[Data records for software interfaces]
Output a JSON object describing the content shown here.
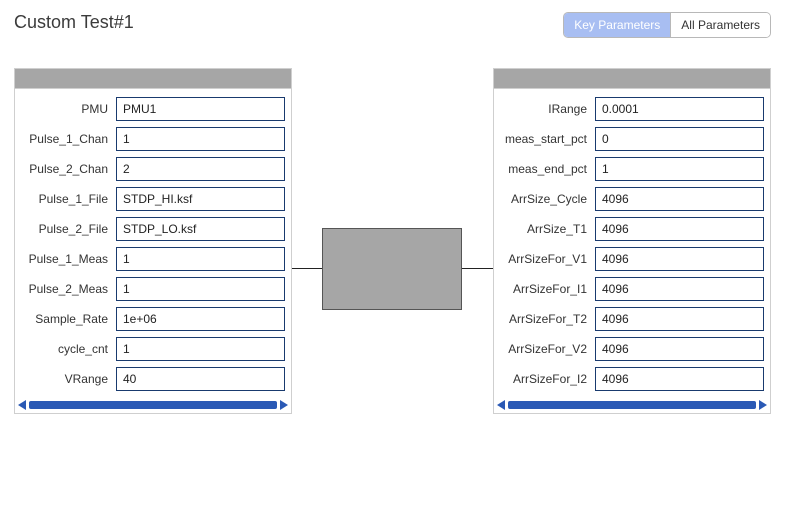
{
  "title": "Custom Test#1",
  "tabs": {
    "key": "Key Parameters",
    "all": "All Parameters"
  },
  "leftPanel": {
    "rows": [
      {
        "label": "PMU",
        "value": "PMU1"
      },
      {
        "label": "Pulse_1_Chan",
        "value": "1"
      },
      {
        "label": "Pulse_2_Chan",
        "value": "2"
      },
      {
        "label": "Pulse_1_File",
        "value": "STDP_HI.ksf"
      },
      {
        "label": "Pulse_2_File",
        "value": "STDP_LO.ksf"
      },
      {
        "label": "Pulse_1_Meas",
        "value": "1"
      },
      {
        "label": "Pulse_2_Meas",
        "value": "1"
      },
      {
        "label": "Sample_Rate",
        "value": "1e+06"
      },
      {
        "label": "cycle_cnt",
        "value": "1"
      },
      {
        "label": "VRange",
        "value": "40"
      }
    ]
  },
  "rightPanel": {
    "rows": [
      {
        "label": "IRange",
        "value": "0.0001"
      },
      {
        "label": "meas_start_pct",
        "value": "0"
      },
      {
        "label": "meas_end_pct",
        "value": "1"
      },
      {
        "label": "ArrSize_Cycle",
        "value": "4096"
      },
      {
        "label": "ArrSize_T1",
        "value": "4096"
      },
      {
        "label": "ArrSizeFor_V1",
        "value": "4096"
      },
      {
        "label": "ArrSizeFor_I1",
        "value": "4096"
      },
      {
        "label": "ArrSizeFor_T2",
        "value": "4096"
      },
      {
        "label": "ArrSizeFor_V2",
        "value": "4096"
      },
      {
        "label": "ArrSizeFor_I2",
        "value": "4096"
      }
    ]
  }
}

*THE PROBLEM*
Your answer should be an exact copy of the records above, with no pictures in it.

*ANSWER FOR THE TASK*
Output a JSON object describing the content shown here.
{
  "title": "Custom Test#1",
  "tabs": {
    "key": "Key Parameters",
    "all": "All Parameters"
  },
  "leftPanel": {
    "rows": [
      {
        "label": "PMU",
        "value": "PMU1"
      },
      {
        "label": "Pulse_1_Chan",
        "value": "1"
      },
      {
        "label": "Pulse_2_Chan",
        "value": "2"
      },
      {
        "label": "Pulse_1_File",
        "value": "STDP_HI.ksf"
      },
      {
        "label": "Pulse_2_File",
        "value": "STDP_LO.ksf"
      },
      {
        "label": "Pulse_1_Meas",
        "value": "1"
      },
      {
        "label": "Pulse_2_Meas",
        "value": "1"
      },
      {
        "label": "Sample_Rate",
        "value": "1e+06"
      },
      {
        "label": "cycle_cnt",
        "value": "1"
      },
      {
        "label": "VRange",
        "value": "40"
      }
    ]
  },
  "rightPanel": {
    "rows": [
      {
        "label": "IRange",
        "value": "0.0001"
      },
      {
        "label": "meas_start_pct",
        "value": "0"
      },
      {
        "label": "meas_end_pct",
        "value": "1"
      },
      {
        "label": "ArrSize_Cycle",
        "value": "4096"
      },
      {
        "label": "ArrSize_T1",
        "value": "4096"
      },
      {
        "label": "ArrSizeFor_V1",
        "value": "4096"
      },
      {
        "label": "ArrSizeFor_I1",
        "value": "4096"
      },
      {
        "label": "ArrSizeFor_T2",
        "value": "4096"
      },
      {
        "label": "ArrSizeFor_V2",
        "value": "4096"
      },
      {
        "label": "ArrSizeFor_I2",
        "value": "4096"
      }
    ]
  }
}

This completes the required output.